Input data
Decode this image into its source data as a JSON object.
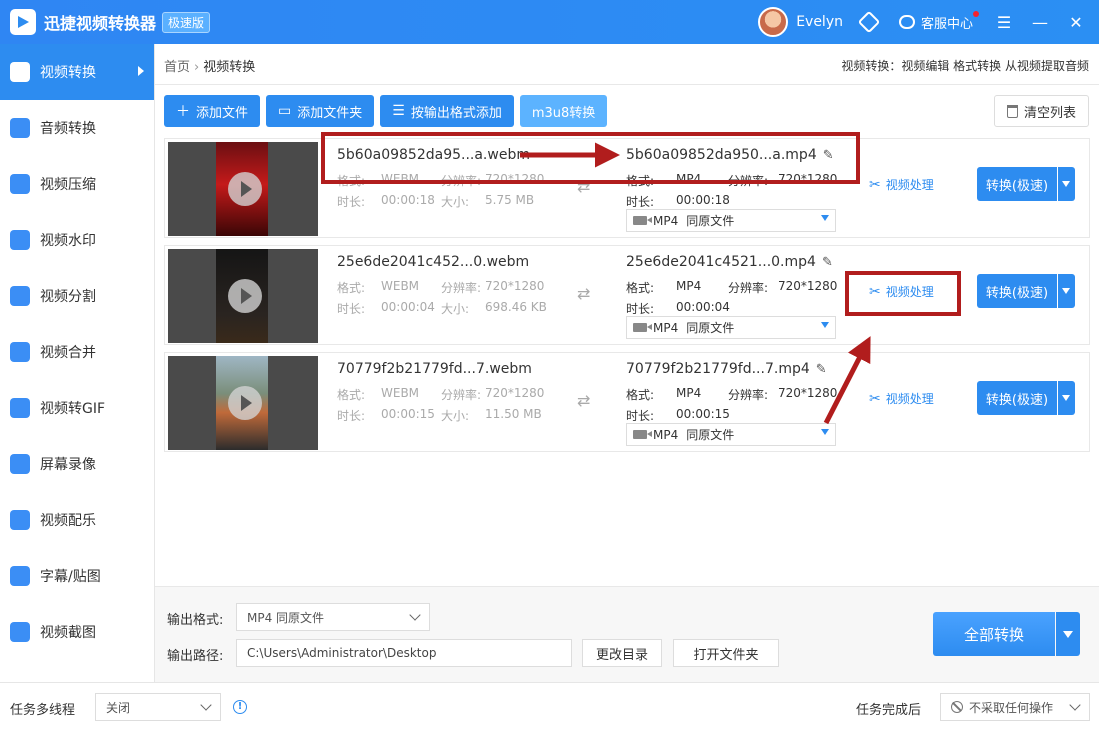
{
  "app": {
    "title": "迅捷视频转换器",
    "edition": "极速版",
    "user": "Evelyn",
    "service": "客服中心",
    "menu_icon": "☰",
    "minimize_icon": "—",
    "close_icon": "✕"
  },
  "sidebar": {
    "items": [
      {
        "label": "视频转换",
        "icon": "video-convert-icon",
        "active": true
      },
      {
        "label": "音频转换",
        "icon": "audio-convert-icon"
      },
      {
        "label": "视频压缩",
        "icon": "video-compress-icon"
      },
      {
        "label": "视频水印",
        "icon": "video-watermark-icon"
      },
      {
        "label": "视频分割",
        "icon": "video-split-icon"
      },
      {
        "label": "视频合并",
        "icon": "video-merge-icon"
      },
      {
        "label": "视频转GIF",
        "icon": "video-gif-icon"
      },
      {
        "label": "屏幕录像",
        "icon": "screen-record-icon"
      },
      {
        "label": "视频配乐",
        "icon": "video-music-icon"
      },
      {
        "label": "字幕/贴图",
        "icon": "subtitle-sticker-icon"
      },
      {
        "label": "视频截图",
        "icon": "video-screenshot-icon"
      }
    ]
  },
  "breadcrumb": {
    "home": "首页",
    "current": "视频转换"
  },
  "header_links": "视频转换：视频编辑 格式转换 从视频提取音频",
  "toolbar": {
    "add_file": "添加文件",
    "add_folder": "添加文件夹",
    "add_by_format": "按输出格式添加",
    "m3u8": "m3u8转换",
    "clear_list": "清空列表"
  },
  "labels": {
    "format": "格式:",
    "duration": "时长:",
    "resolution": "分辨率:",
    "size": "大小:",
    "process": "视频处理",
    "convert": "转换(极速)",
    "same_as_source": "同原文件"
  },
  "files": [
    {
      "src_name": "5b60a09852da95...a.webm",
      "src_format": "WEBM",
      "src_resolution": "720*1280",
      "src_duration": "00:00:18",
      "src_size": "5.75 MB",
      "dst_name": "5b60a09852da950...a.mp4",
      "dst_format": "MP4",
      "dst_resolution": "720*1280",
      "dst_duration": "00:00:18",
      "output_format": "MP4"
    },
    {
      "src_name": "25e6de2041c452...0.webm",
      "src_format": "WEBM",
      "src_resolution": "720*1280",
      "src_duration": "00:00:04",
      "src_size": "698.46 KB",
      "dst_name": "25e6de2041c4521...0.mp4",
      "dst_format": "MP4",
      "dst_resolution": "720*1280",
      "dst_duration": "00:00:04",
      "output_format": "MP4"
    },
    {
      "src_name": "70779f2b21779fd...7.webm",
      "src_format": "WEBM",
      "src_resolution": "720*1280",
      "src_duration": "00:00:15",
      "src_size": "11.50 MB",
      "dst_name": "70779f2b21779fd...7.mp4",
      "dst_format": "MP4",
      "dst_resolution": "720*1280",
      "dst_duration": "00:00:15",
      "output_format": "MP4"
    }
  ],
  "output": {
    "format_label": "输出格式:",
    "format_value": "MP4  同原文件",
    "path_label": "输出路径:",
    "path_value": "C:\\Users\\Administrator\\Desktop",
    "change_dir": "更改目录",
    "open_folder": "打开文件夹",
    "convert_all": "全部转换"
  },
  "statusbar": {
    "multithread_label": "任务多线程",
    "multithread_value": "关闭",
    "after_task_label": "任务完成后",
    "after_task_value": "不采取任何操作"
  },
  "colors": {
    "accent": "#2d8cf0",
    "annotation": "#b11d1d"
  }
}
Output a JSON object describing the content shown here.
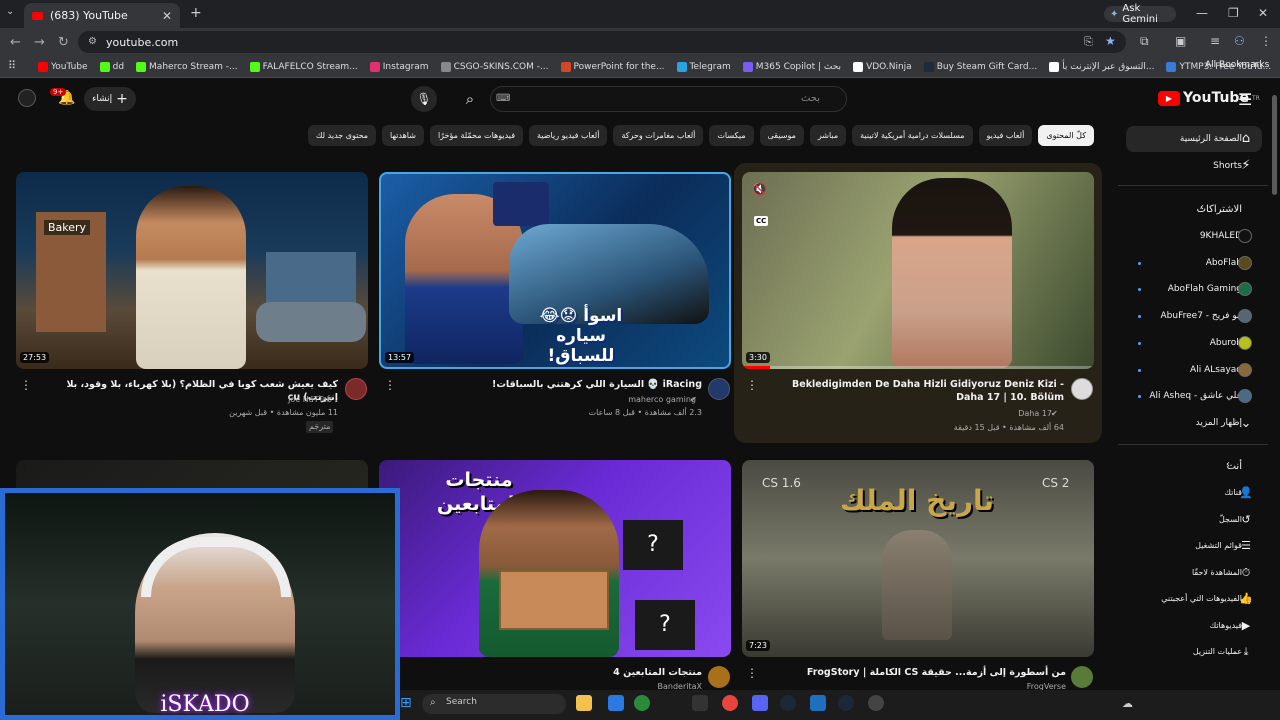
{
  "browser": {
    "tab_title": "(683) YouTube",
    "new_tab": "+",
    "ask_gemini": "Ask Gemini",
    "url": "youtube.com",
    "bookmarks": [
      {
        "label": "YouTube",
        "color": "#ff0000"
      },
      {
        "label": "dd",
        "color": "#53fc18"
      },
      {
        "label": "Maherco Stream -...",
        "color": "#53fc18"
      },
      {
        "label": "FALAFELCO Stream...",
        "color": "#53fc18"
      },
      {
        "label": "Instagram",
        "color": "#e1306c"
      },
      {
        "label": "CSGO-SKINS.COM -...",
        "color": "#888888"
      },
      {
        "label": "PowerPoint for the...",
        "color": "#d24726"
      },
      {
        "label": "Telegram",
        "color": "#2aa3e0"
      },
      {
        "label": "M365 Copilot | بحث",
        "color": "#7b5cf0"
      },
      {
        "label": "VDO.Ninja",
        "color": "#ffffff"
      },
      {
        "label": "Buy Steam Gift Card...",
        "color": "#1e2b38"
      },
      {
        "label": "التسوق عبر الإنترنت بأ...",
        "color": "#ffffff"
      },
      {
        "label": "YTMP3: Free YouTu...",
        "color": "#3a7bd5"
      }
    ],
    "all_bookmarks": "All Bookmarks"
  },
  "youtube": {
    "search_placeholder": "بحث",
    "create_label": "إنشاء",
    "notif_count": "9+",
    "logo_text": "YouTube",
    "logo_sup": "TR",
    "chips": [
      "كلّ المحتوى",
      "ألعاب فيديو",
      "مسلسلات درامية أمريكية لاتينية",
      "مباشر",
      "موسيقى",
      "ميكسات",
      "ألعاب مغامرات وحركة",
      "ألعاب فيديو رياضية",
      "فيديوهات محمّلة مؤخرًا",
      "شاهدتها",
      "محتوى جديد لك"
    ],
    "sidebar": {
      "home": "الصفحة الرئيسية",
      "shorts": "Shorts",
      "subscriptions": "الاشتراكات",
      "subs": [
        {
          "name": "9KHALED",
          "color": "#111111",
          "dot": false
        },
        {
          "name": "AboFlah",
          "color": "#5a4a1a",
          "dot": true
        },
        {
          "name": "AboFlah Gaming",
          "color": "#1e6b4a",
          "dot": true
        },
        {
          "name": "AbuFree7 - ابو فريح",
          "color": "#556677",
          "dot": true
        },
        {
          "name": "Aburob",
          "color": "#b5c21e",
          "dot": true
        },
        {
          "name": "Ali ALsayad",
          "color": "#8a6a3a",
          "dot": true
        },
        {
          "name": "Ali Asheq - علي عاشق",
          "color": "#4a6a8a",
          "dot": true
        }
      ],
      "show_more": "إظهار المزيد",
      "you": "أنت",
      "you_items": [
        "قناتك",
        "السجلّ",
        "قوائم التشغيل",
        "المشاهدة لاحقًا",
        "الفيديوهات التي أعجبتني",
        "فيديوهاتك",
        "عمليات التنزيل"
      ]
    },
    "videos": [
      {
        "title": "iRacing 💀 السيارة اللي كرهتني بالسباقات!",
        "channel": "maherco gaming",
        "views": "2.3 ألف مشاهدة • قبل 8 ساعات",
        "duration": "13:57",
        "thumb_text": "اسوأ 😟😂 سياره للسباق!"
      },
      {
        "title": "Bekledigimden De Daha Hizli Gidiyoruz Deniz Kizi - Daha 17 | 10. Bölüm",
        "channel": "Daha 17",
        "views": "64 ألف مشاهدة • قبل 15 دقيقة",
        "duration": "3:30",
        "thumb_text": "CC"
      },
      {
        "title": "كيف يعيش شعب كوبا في الظلام؟ (بلا كهرباء، بلا وقود، بلا إنترنت) cu",
        "channel": "Joe HaTTab",
        "views": "11 مليون مشاهدة • قبل شهرين",
        "duration": "27:53",
        "badge": "مترجَم",
        "thumb_text": "Bakery"
      },
      {
        "title": "منتجات المتابعين 4",
        "channel": "BanderitaX",
        "views": "",
        "duration": "10",
        "thumb_text": "منتجات المتابعين"
      },
      {
        "title": "من أسطورة إلى أزمة... حقيقة CS الكاملة | FrogStory",
        "channel": "FrogVerse",
        "views": "",
        "duration": "7:23",
        "thumb_text": "تاريخ الملك"
      }
    ]
  },
  "taskbar": {
    "search": "Search"
  },
  "webcam": {
    "label": "iSKADO"
  }
}
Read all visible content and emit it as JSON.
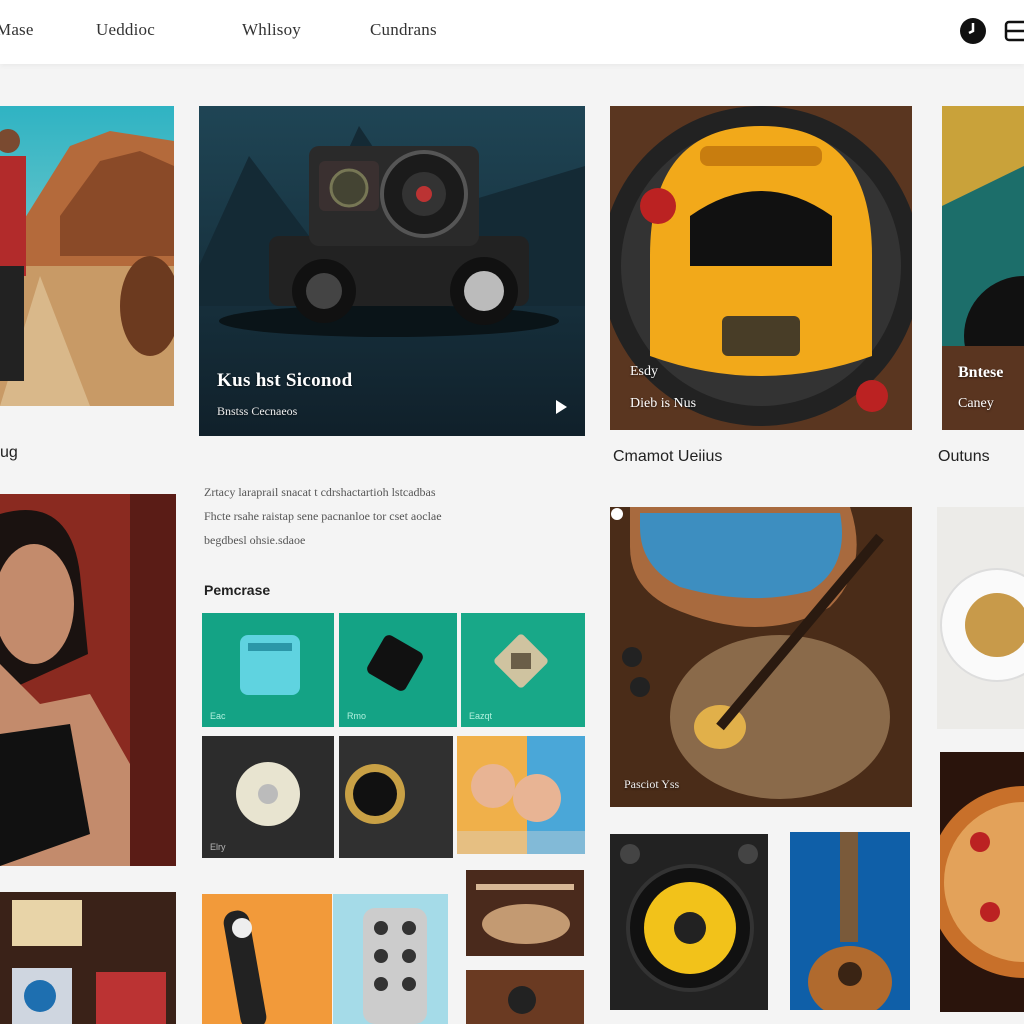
{
  "nav": {
    "items": [
      "Mase",
      "Ueddioc",
      "Whlisoy",
      "Cundrans"
    ]
  },
  "header_icons": [
    "clock-icon",
    "menu-icon"
  ],
  "cards": {
    "featured": {
      "title": "Kus hst Siconod",
      "subtitle": "Bnstss Cecnaeos"
    },
    "yellow_car": {
      "line1": "Esdy",
      "line2": "Dieb is Nus",
      "caption": "Cmamot Ueiius"
    },
    "right_top": {
      "line1": "Bntese",
      "line2": "Caney",
      "caption": "Outuns"
    },
    "left_top": {
      "caption": "ug"
    },
    "guitar": {
      "label": "Pasciot Yss"
    }
  },
  "description": [
    "Zrtacy laraprail snacat t cdrshactartioh lstcadbas",
    "Fhcte rsahe raistap sene pacnanloe tor cset aoclae",
    "begdbesl ohsie.sdaoe"
  ],
  "section": {
    "label": "Pemcrase"
  },
  "tiles": {
    "t1": "Eac",
    "t2": "Rmo",
    "t3": "Eazqt",
    "t4": "Elry"
  },
  "colors": {
    "teal": "#19a58a",
    "dark_navy": "#1a2f3d",
    "yellow": "#f2a91a",
    "orange": "#f39a3c"
  }
}
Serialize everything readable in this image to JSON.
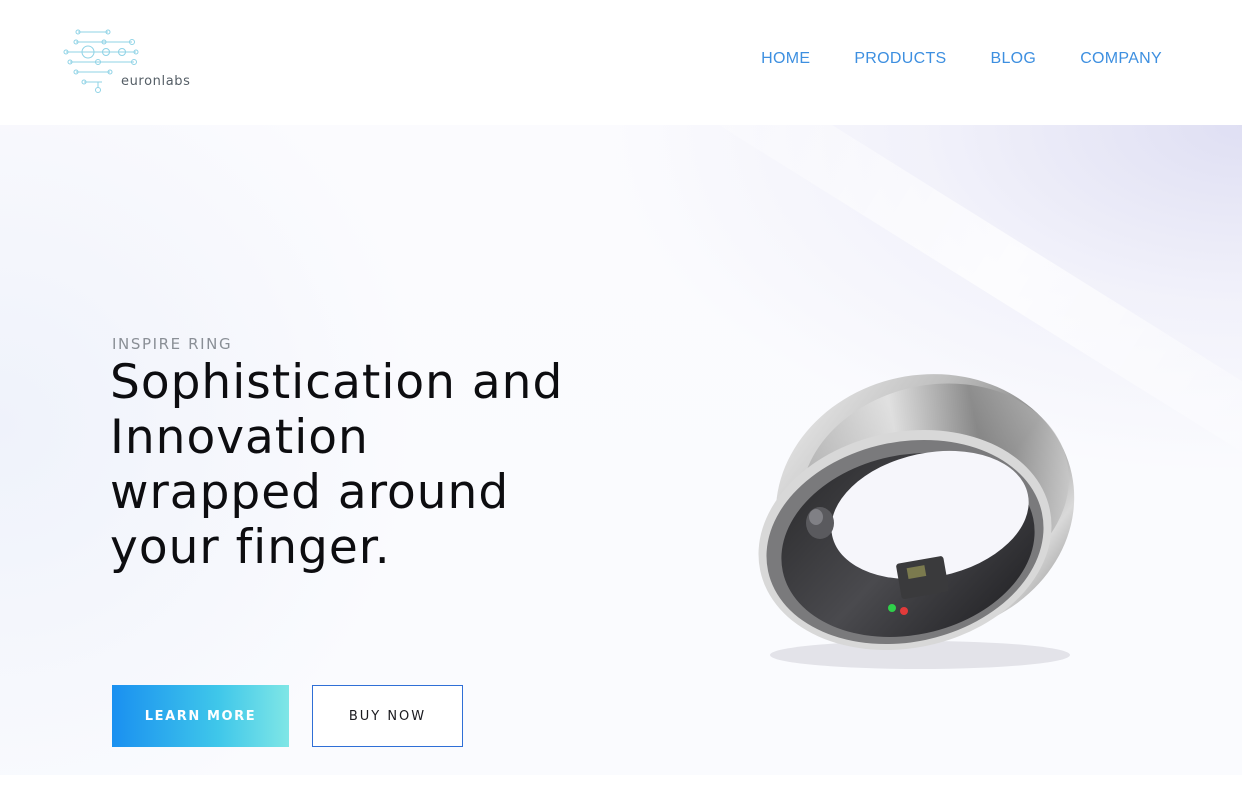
{
  "header": {
    "brand": "euronlabs",
    "logo_icon": "circuit-nodes-logo",
    "nav": [
      {
        "label": "HOME"
      },
      {
        "label": "PRODUCTS"
      },
      {
        "label": "BLOG"
      },
      {
        "label": "COMPANY"
      }
    ]
  },
  "hero": {
    "eyebrow": "INSPIRE RING",
    "headline_lines": [
      "Sophistication and",
      "Innovation",
      "wrapped around",
      "your finger."
    ],
    "primary_button": "LEARN MORE",
    "secondary_button": "BUY NOW",
    "product_image": "smart-ring"
  },
  "colors": {
    "accent_blue": "#3d8fe0",
    "button_gradient_start": "#1a90f0",
    "button_gradient_end": "#7fe6e6",
    "outline_button_border": "#2f6fd6",
    "headline_text": "#0d0d10"
  }
}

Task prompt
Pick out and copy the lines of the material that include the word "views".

Task output
        "views": "2.3 ألف مشاهدة • قبل 8 ساعات",
        "views": "64 ألف مشاهدة • قبل 15 دقيقة",
        "views": "11 مليون مشاهدة • قبل شهرين",
        "views": "",
        "views": "",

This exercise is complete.